-------- DATASET ENTRIES

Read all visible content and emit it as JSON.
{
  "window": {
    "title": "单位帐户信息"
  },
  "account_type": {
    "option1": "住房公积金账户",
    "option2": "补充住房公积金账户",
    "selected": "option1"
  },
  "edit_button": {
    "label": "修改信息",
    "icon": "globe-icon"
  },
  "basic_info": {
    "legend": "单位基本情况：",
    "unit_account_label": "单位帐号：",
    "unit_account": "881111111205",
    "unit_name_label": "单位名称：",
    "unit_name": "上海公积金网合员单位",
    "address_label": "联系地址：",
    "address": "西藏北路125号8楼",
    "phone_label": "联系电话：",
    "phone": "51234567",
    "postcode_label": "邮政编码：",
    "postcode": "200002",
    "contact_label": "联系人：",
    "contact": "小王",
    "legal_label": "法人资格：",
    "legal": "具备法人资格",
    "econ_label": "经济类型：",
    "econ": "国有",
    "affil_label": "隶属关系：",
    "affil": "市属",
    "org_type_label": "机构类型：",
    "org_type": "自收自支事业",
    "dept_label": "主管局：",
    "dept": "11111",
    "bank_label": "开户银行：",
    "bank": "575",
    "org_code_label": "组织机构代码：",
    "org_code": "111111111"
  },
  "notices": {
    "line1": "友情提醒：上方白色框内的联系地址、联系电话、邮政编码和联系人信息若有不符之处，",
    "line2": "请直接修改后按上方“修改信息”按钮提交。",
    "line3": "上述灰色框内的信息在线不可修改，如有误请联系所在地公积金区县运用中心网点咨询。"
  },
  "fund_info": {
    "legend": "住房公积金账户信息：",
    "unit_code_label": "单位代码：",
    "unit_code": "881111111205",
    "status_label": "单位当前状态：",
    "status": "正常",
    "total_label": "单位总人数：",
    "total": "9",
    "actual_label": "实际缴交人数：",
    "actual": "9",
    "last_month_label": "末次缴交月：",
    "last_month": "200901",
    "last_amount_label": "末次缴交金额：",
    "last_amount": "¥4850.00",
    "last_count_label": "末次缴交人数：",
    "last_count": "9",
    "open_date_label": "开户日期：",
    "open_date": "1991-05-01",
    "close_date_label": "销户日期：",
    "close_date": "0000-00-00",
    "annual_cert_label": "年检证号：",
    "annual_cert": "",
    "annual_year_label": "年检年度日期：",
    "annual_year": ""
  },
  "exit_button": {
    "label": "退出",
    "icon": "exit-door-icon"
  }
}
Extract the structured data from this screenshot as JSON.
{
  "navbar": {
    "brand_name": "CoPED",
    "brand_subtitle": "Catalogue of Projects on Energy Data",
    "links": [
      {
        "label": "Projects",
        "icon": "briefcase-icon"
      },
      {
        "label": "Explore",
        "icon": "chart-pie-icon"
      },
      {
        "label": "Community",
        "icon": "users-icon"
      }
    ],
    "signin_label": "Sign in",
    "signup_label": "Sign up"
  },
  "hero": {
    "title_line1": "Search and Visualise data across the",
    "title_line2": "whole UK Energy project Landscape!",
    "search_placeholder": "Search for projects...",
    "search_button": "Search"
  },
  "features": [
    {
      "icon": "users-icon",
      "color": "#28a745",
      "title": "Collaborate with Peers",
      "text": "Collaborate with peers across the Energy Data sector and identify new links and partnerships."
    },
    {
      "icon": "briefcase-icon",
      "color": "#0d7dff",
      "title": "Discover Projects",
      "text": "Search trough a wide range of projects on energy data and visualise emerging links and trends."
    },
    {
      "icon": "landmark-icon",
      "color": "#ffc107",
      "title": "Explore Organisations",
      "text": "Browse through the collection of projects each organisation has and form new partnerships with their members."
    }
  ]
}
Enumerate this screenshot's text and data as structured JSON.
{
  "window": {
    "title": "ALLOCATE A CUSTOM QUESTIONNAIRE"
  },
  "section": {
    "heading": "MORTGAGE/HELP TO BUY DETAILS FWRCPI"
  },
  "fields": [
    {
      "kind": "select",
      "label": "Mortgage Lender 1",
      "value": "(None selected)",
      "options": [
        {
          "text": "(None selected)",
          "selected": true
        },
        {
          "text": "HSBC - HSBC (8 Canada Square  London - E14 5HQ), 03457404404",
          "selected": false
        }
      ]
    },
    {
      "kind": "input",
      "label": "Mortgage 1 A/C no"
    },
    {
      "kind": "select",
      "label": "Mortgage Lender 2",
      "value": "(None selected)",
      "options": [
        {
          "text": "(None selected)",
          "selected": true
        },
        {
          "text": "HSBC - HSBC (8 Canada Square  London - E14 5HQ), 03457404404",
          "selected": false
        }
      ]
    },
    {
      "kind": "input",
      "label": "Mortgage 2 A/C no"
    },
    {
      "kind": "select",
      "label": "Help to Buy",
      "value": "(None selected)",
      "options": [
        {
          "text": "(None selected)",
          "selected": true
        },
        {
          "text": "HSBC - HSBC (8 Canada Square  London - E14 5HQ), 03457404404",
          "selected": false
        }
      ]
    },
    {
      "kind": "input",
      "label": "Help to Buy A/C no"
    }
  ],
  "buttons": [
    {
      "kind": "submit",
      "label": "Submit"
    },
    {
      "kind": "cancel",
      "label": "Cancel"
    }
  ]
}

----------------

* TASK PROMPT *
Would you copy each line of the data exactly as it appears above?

* RESPONSE TO THE EXERCISE *
Read all visible content and emit it as JSON.
{
  "window": {
    "title": "单位帐户信息"
  },
  "account_type": {
    "option1": "住房公积金账户",
    "option2": "补充住房公积金账户",
    "selected": "option1"
  },
  "edit_button": {
    "label": "修改信息",
    "icon": "globe-icon"
  },
  "basic_info": {
    "legend": "单位基本情况：",
    "unit_account_label": "单位帐号：",
    "unit_account": "881111111205",
    "unit_name_label": "单位名称：",
    "unit_name": "上海公积金网合员单位",
    "address_label": "联系地址：",
    "address": "西藏北路125号8楼",
    "phone_label": "联系电话：",
    "phone": "51234567",
    "postcode_label": "邮政编码：",
    "postcode": "200002",
    "contact_label": "联系人：",
    "contact": "小王",
    "legal_label": "法人资格：",
    "legal": "具备法人资格",
    "econ_label": "经济类型：",
    "econ": "国有",
    "affil_label": "隶属关系：",
    "affil": "市属",
    "org_type_label": "机构类型：",
    "org_type": "自收自支事业",
    "dept_label": "主管局：",
    "dept": "11111",
    "bank_label": "开户银行：",
    "bank": "575",
    "org_code_label": "组织机构代码：",
    "org_code": "111111111"
  },
  "notices": {
    "line1": "友情提醒：上方白色框内的联系地址、联系电话、邮政编码和联系人信息若有不符之处，",
    "line2": "请直接修改后按上方“修改信息”按钮提交。",
    "line3": "上述灰色框内的信息在线不可修改，如有误请联系所在地公积金区县运用中心网点咨询。"
  },
  "fund_info": {
    "legend": "住房公积金账户信息：",
    "unit_code_label": "单位代码：",
    "unit_code": "881111111205",
    "status_label": "单位当前状态：",
    "status": "正常",
    "total_label": "单位总人数：",
    "total": "9",
    "actual_label": "实际缴交人数：",
    "actual": "9",
    "last_month_label": "末次缴交月：",
    "last_month": "200901",
    "last_amount_label": "末次缴交金额：",
    "last_amount": "¥4850.00",
    "last_count_label": "末次缴交人数：",
    "last_count": "9",
    "open_date_label": "开户日期：",
    "open_date": "1991-05-01",
    "close_date_label": "销户日期：",
    "close_date": "0000-00-00",
    "annual_cert_label": "年检证号：",
    "annual_cert": "",
    "annual_year_label": "年检年度日期：",
    "annual_year": ""
  },
  "exit_button": {
    "label": "退出",
    "icon": "exit-door-icon"
  }
}
Extract the structured data from this screenshot as JSON.
{
  "navbar": {
    "brand_name": "CoPED",
    "brand_subtitle": "Catalogue of Projects on Energy Data",
    "links": [
      {
        "label": "Projects",
        "icon": "briefcase-icon"
      },
      {
        "label": "Explore",
        "icon": "chart-pie-icon"
      },
      {
        "label": "Community",
        "icon": "users-icon"
      }
    ],
    "signin_label": "Sign in",
    "signup_label": "Sign up"
  },
  "hero": {
    "title_line1": "Search and Visualise data across the",
    "title_line2": "whole UK Energy project Landscape!",
    "search_placeholder": "Search for projects...",
    "search_button": "Search"
  },
  "features": [
    {
      "icon": "users-icon",
      "color": "#28a745",
      "title": "Collaborate with Peers",
      "text": "Collaborate with peers across the Energy Data sector and identify new links and partnerships."
    },
    {
      "icon": "briefcase-icon",
      "color": "#0d7dff",
      "title": "Discover Projects",
      "text": "Search trough a wide range of projects on energy data and visualise emerging links and trends."
    },
    {
      "icon": "landmark-icon",
      "color": "#ffc107",
      "title": "Explore Organisations",
      "text": "Browse through the collection of projects each organisation has and form new partnerships with their members."
    }
  ]
}
Enumerate this screenshot's text and data as structured JSON.
{
  "window": {
    "title": "ALLOCATE A CUSTOM QUESTIONNAIRE"
  },
  "section": {
    "heading": "MORTGAGE/HELP TO BUY DETAILS FWRCPI"
  },
  "fields": [
    {
      "kind": "select",
      "label": "Mortgage Lender 1",
      "value": "(None selected)",
      "options": [
        {
          "text": "(None selected)",
          "selected": true
        },
        {
          "text": "HSBC - HSBC (8 Canada Square  London - E14 5HQ), 03457404404",
          "selected": false
        }
      ]
    },
    {
      "kind": "input",
      "label": "Mortgage 1 A/C no"
    },
    {
      "kind": "select",
      "label": "Mortgage Lender 2",
      "value": "(None selected)",
      "options": [
        {
          "text": "(None selected)",
          "selected": true
        },
        {
          "text": "HSBC - HSBC (8 Canada Square  London - E14 5HQ), 03457404404",
          "selected": false
        }
      ]
    },
    {
      "kind": "input",
      "label": "Mortgage 2 A/C no"
    },
    {
      "kind": "select",
      "label": "Help to Buy",
      "value": "(None selected)",
      "options": [
        {
          "text": "(None selected)",
          "selected": true
        },
        {
          "text": "HSBC - HSBC (8 Canada Square  London - E14 5HQ), 03457404404",
          "selected": false
        }
      ]
    },
    {
      "kind": "input",
      "label": "Help to Buy A/C no"
    }
  ],
  "buttons": [
    {
      "kind": "submit",
      "label": "Submit"
    },
    {
      "kind": "cancel",
      "label": "Cancel"
    }
  ]
}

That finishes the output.